After a stop for coffee at the Fairmont Le Chateau Frontenac we explored the Dufferin Terrace. Just outside the Fairmont was the Samuel de Champlain monument which was inaugurated in 1898 in honour of the founder of Quebec. The Dufferin Terrace sits on the site of Fort Saint Louis built by Champlain in 1620 and where he died in 1635. On this same site his successor Montmagny built a castle which served as the residence of Old France governors for two centuries. The castle was destroyed by fire in 1834. Four years later Lord Durham, who was governor at the time, had a promenade built which has been enlarged and renovated several times over the years.
The terrace provides great views of the river. At the west end we took the Promenade of the Governors which runs alongside the walls of the Citadels and brings you up to the Plains of Abraham or Battlefield Park. The area was the site of a pivotal battle in the Seven Years War. The battle took place on 13 September 1759 between the British and the French on land that was originally owned by a farmer named Abraham Martin, hence the name. The battle involved less than 10,000 troops but proved to be the deciding battle in the conflict between France and Britain over the fate of New France and later influencing the creation of Canada.

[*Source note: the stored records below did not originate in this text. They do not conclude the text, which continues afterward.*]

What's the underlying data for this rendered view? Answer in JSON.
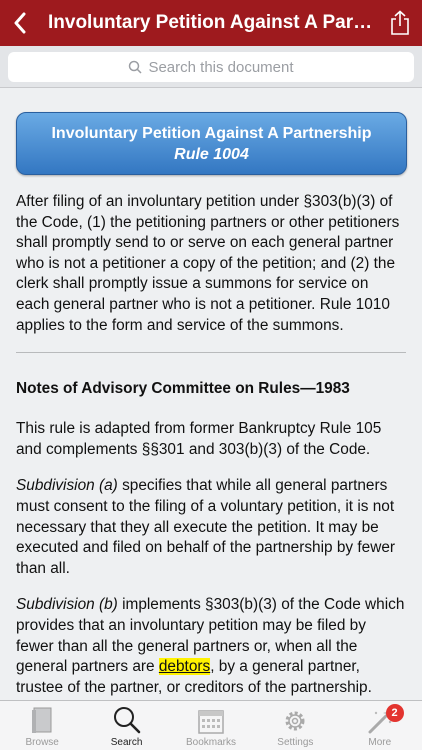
{
  "navbar": {
    "title": "Involuntary Petition Against A Partnership",
    "back_icon": "chevron-left-icon",
    "share_icon": "share-icon"
  },
  "search": {
    "placeholder": "Search this document"
  },
  "rule_button": {
    "title": "Involuntary Petition Against A Partnership",
    "rule": "Rule 1004"
  },
  "body": {
    "rule_text": "After filing of an involuntary petition under §303(b)(3) of the Code, (1) the petitioning partners or other petitioners shall promptly send to or serve on each general partner who is not a petitioner a copy of the petition; and (2) the clerk shall promptly issue a summons for service on each general partner who is not a petitioner. Rule 1010 applies to the form and service of the summons.",
    "notes_heading": "Notes of Advisory Committee on Rules—1983",
    "note_intro": "This rule is adapted from former Bankruptcy Rule 105 and complements §§301 and 303(b)(3) of the Code.",
    "sub_a_label": "Subdivision (a)",
    "sub_a_text": " specifies that while all general partners must consent to the filing of a voluntary petition, it is not necessary that they all execute the petition. It may be executed and filed on behalf of the partnership by fewer than all.",
    "sub_b_label": "Subdivision (b)",
    "sub_b_text": " implements §303(b)(3) of the Code which provides that an involuntary petition may be filed by fewer than all the general partners or, when all the general partners are ",
    "sub_b_highlight": "debtors",
    "sub_b_text_end": ", by a general partner, trustee of the partner, or creditors of the partnership."
  },
  "tabs": [
    {
      "label": "Browse",
      "icon": "book-icon"
    },
    {
      "label": "Search",
      "icon": "magnifier-icon"
    },
    {
      "label": "Bookmarks",
      "icon": "calendar-icon"
    },
    {
      "label": "Settings",
      "icon": "gear-icon"
    },
    {
      "label": "More",
      "icon": "magic-wand-icon",
      "badge": "2"
    }
  ],
  "colors": {
    "navbar": "#9e1a1e",
    "button": "#3f82ce",
    "highlight": "#fff200"
  }
}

Quebec had experienced a three month siege by the British. The battle only lasted 15 minutes but the British were successfully in capturing Quebec City and would continue to hold the fortress despite several further battles. Within four years most of France’s possession in eastern North America would be ceded to the British.
From the Plains of Abraham we made our way around the walls to the Parliament Building. The building houses the National assembly for Quebec which consists of 125 members. The building was built between 1877 and 1886. Although we did tour the building the outside is quite impressive added to by 26 bronze statues that pay tribute to the men and women who helped shape Quebec society. The gardens around the Parliament building were also impressive and Lynne was particularly struck by the huge plant pots.
From the Parliament building and after a bit of lunch we continued our walk around the ramparts finally ending up at Artillery Park. From the middle of the 18th century onward, the area installations were used as military quarters, which housed French and British soldiers, and as a final function it became a large industrial complex. The industrial life of the area began in 1879, when the Canadian government converted the barracks, which had been abandoned since the departure of the British troops in 1871, into a cartridge factory to manufacture ammunition for the Canadian Army The area continued to play an important role during both World Wars and until 1964 in the production of ammunition.